The Market Has Voted

By Duru

August 29, 2004


The market has gently floated upwards for about two weeks and again I could not find anything bad to say. Yep, yet again, you know there is a rally going on if my missives have gone into hiatus. I am TRYING not to let my bearish bias show too much, but it is obviously easier said than done.

Anyway, I thought I would finally take some time to share my unique observations now that I hear the rest of Wall St. is running away from NYC in front of the Republican National Convention. I found this behavior odd because it seemed to me that the market was more scared of the Democratic National Convention than the Republican one. The Demos started getting busy on July 26. Prior to that, it felt like the market was down every single day in July! Indeed, The S&P fell from a close of 1140 on June 30th to a close of 1086 on July 23rd - a nasty 4.7% drop in a little less than 4 weeks. The Dow fared just as poorly and the NASDAQ even worse (it lost 200 points for a near 10% drop!). Talk over the air was thick and heavy with foreboding of a potential terrorist attack during the Demos' lovefest in Boston. And as these things go, the market chose to STOP selling off and put in a temporary bottom the very day the convention began. Typically, such behavior indicates that nearly everyone who wanted out beforehand had already left the building…only the few brave buyers were left to float the market back up a bit for the rest of that week. And wouldn't you know it? The major indices topped out that Friday and Monday before resuming July's nasty downdraft. We should take a pause to note well that the folks drifting the market upward DURING the Demo convention witness not a single terrorist event, rumored or otherwise.

Now, just when we think the market is getting jittery about terrorism fears again ahead of the Olympics and the Republican convention, we find a more convincing bottom (albeit lower than July's). So NOW, we have been in rally mode for a whole two weeks BEFORE the Republican convention. Granted that the major indices have only clawed there way back to levels last seen during the "Demo rally," but I find the difference in pre-convention behavior more than just curious, interesting, or striking. I will go so far as to say that the market has placed its vote of confidence in the Repubs. At the very least, the market seems to believe that the Repub's credentials and "expertise" in fighting terrorism is more reassuring than that of the Demos. The more cynical (twisted, take your pick of adjectives) might instead suggest that the market cares MORE about the potential of terrorism during the Demo's convention, but you sure would not get ME saying something like that. Regardless, we should take a pause and note that last week as a story in Russia unfolded that two jetliners were downed by Chechen bombs, the U.S. market hardly blinked.

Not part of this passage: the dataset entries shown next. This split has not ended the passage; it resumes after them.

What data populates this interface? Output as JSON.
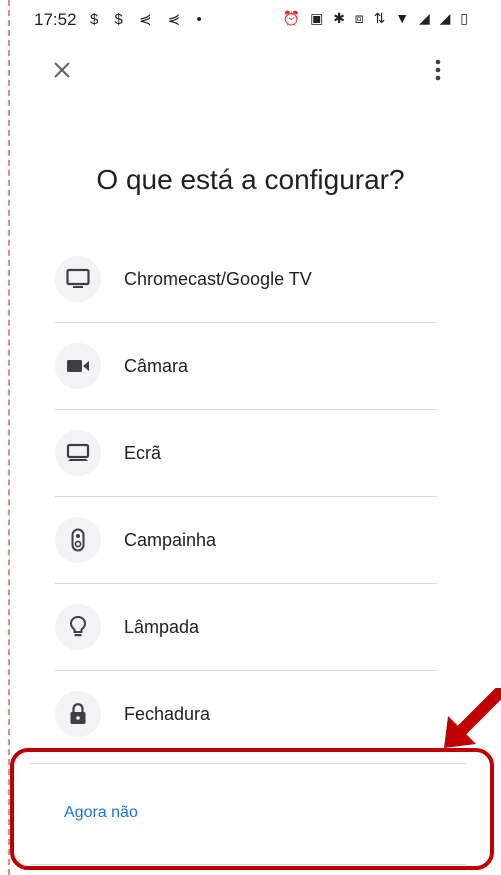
{
  "status_bar": {
    "time": "17:52",
    "left_icons": "$ $ ⋞ ⋞ •",
    "right_icons": "⏰ ▣ ✱ ⧈ ⇅ ▼ ◢ ◢ ▯"
  },
  "app_bar": {
    "close_icon": "close-icon",
    "menu_icon": "more-vert-icon"
  },
  "title": "O que está a configurar?",
  "devices": [
    {
      "label": "Chromecast/Google TV",
      "icon": "tv-icon"
    },
    {
      "label": "Câmara",
      "icon": "camera-icon"
    },
    {
      "label": "Ecrã",
      "icon": "display-icon"
    },
    {
      "label": "Campainha",
      "icon": "doorbell-icon"
    },
    {
      "label": "Lâmpada",
      "icon": "lightbulb-icon"
    },
    {
      "label": "Fechadura",
      "icon": "lock-icon"
    }
  ],
  "actions": {
    "not_now": "Agora não"
  },
  "colors": {
    "accent": "#1a73e8",
    "icon": "#3c4043",
    "icon_bg": "#f1f3f4",
    "annotation": "#c00000"
  }
}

The market reacted negatively (albeit briefly) to the Madrid bombing, but not this one? What does that say? Certainly, Americans are not fearing retribution from Chechen rebels, but if the Russians cannot protect their own jetliners does that say anything about our own safety? I sure hope not. We also were confronted with a potential reconnaissance mission in Maryland by an alleged Hamas member. He and his family were caught filming a bridge under suspicious circumstances. The story is still unfolding, but yet again the market hardly blinked. Yet, did not the market get wobbly after Ridge and company hiked up the alert levels again after discovering that several financial institutions had been cased by al-Qaida several years ago?!? Perhaps the market cares more about its own than a lonely bridge "way out" in Maryland. However any of this turns out, I find the market's blasé attitude last week about it all more evidence that the market only cares about these myriad terrorism threats when it feels like caring. They are easy excuses for explaining away market sell-offs, but by themselves will rarely be enough to explain much (recall that the market was tanking fast BEFORE 9/11 and just a few short weeks after it, the market soared quick, fast, and in a hurry).

All in all, I think our worries and concerns about terrorism are much too short-sighted. While we are worrying about the color of the week or month for the terror alert, some of these terrorists are counting grudges all the way back to the Crusades of the early centuries of the second millennium! We have nuclear weapons slowly but surely spreading their way across the globe. It seems to me our "threat matrix" needs to extend out ten, twenty, even 100 years.

Anyway, I will fully recognize that this exercise of transforming correlation into causation is fraught with potential for error and much disagreement. You can even find subtle contradictions within the tales I told above. Indeed, a lot of other cross-currents have happened during the past two months: oil worries, economic worries, good and bad earnings reports. You name it. But I personally find the timing of the market moves around the conventions the more interesting story here. Now that everyone who wants to buy has bought ahead of the Repub convention, we should see the market drift back downward from here? Stay tuned…


Ó DrDuru, 2004